More money needed for GPs and district nurses, says Sheffield councillor

People are ending up in hospital because there is huge investment in ward beds but not enough money for GPs and district nurses, says a senior Sheffield councillor.

By The Newsroom
Tuesday, 11th December 2018, 10:56 am
Updated Tuesday, 11th December 2018, 11:00 am
Councillor Chris Peace

Coun Chris Peace, Cabinet Member for Health and Social Care, says there is not enough funding for community health services to prevent people ending up in hospital.

'The problem in Sheffield is that too many people are admitted to hospital and stay there longer than they need to. This increases costs both for the council and for the NHS.

'The NHS is affected by large investment in hospital beds but significantly less investment in community health services like GPs and district nurses.

Sign up to our daily newsletter

'In the council it results in lots of pressures to help ever-increasing numbers of people leave hospital and little resources left to help keep them safe and independent so they don't need hospital in the first place.'

Coun Peace warned social care was at risk of becoming financially unsustainable.

'If the council and the NHS don't work together to ensure a shift to prevention and wellbeing, then adult social care will become financially unsustainable and parts of the NHS may follow.

'It's important to work closely with our NHS partners on the whole health and care system. This will involve a greater number of people feeling independent, safe and well at home supported by well-funded local services in the community.

'Some of this is achievable with shifts in existing resources but I will also ensure we fight both for local government and the NHS to receive the national funding that the people of Sheffield deserve.'

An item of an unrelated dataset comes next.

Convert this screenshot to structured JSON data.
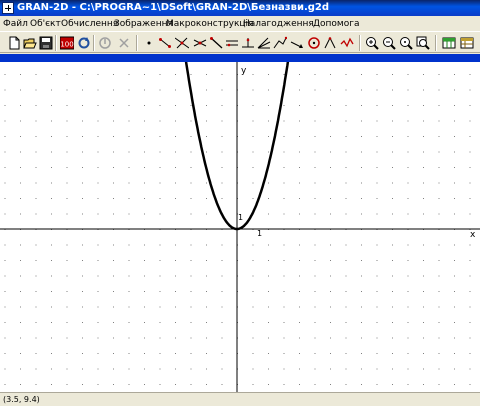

Her comments came after she was questioned by Green councillor Douglas Johnson. He asked: 'What commitments have been received from the Clinical Commissioning Group or Teaching Hospitals Trust to help meet the increased cost of social care arising from savings to the NHS of reducing the amount of time people have to stay in hospital.'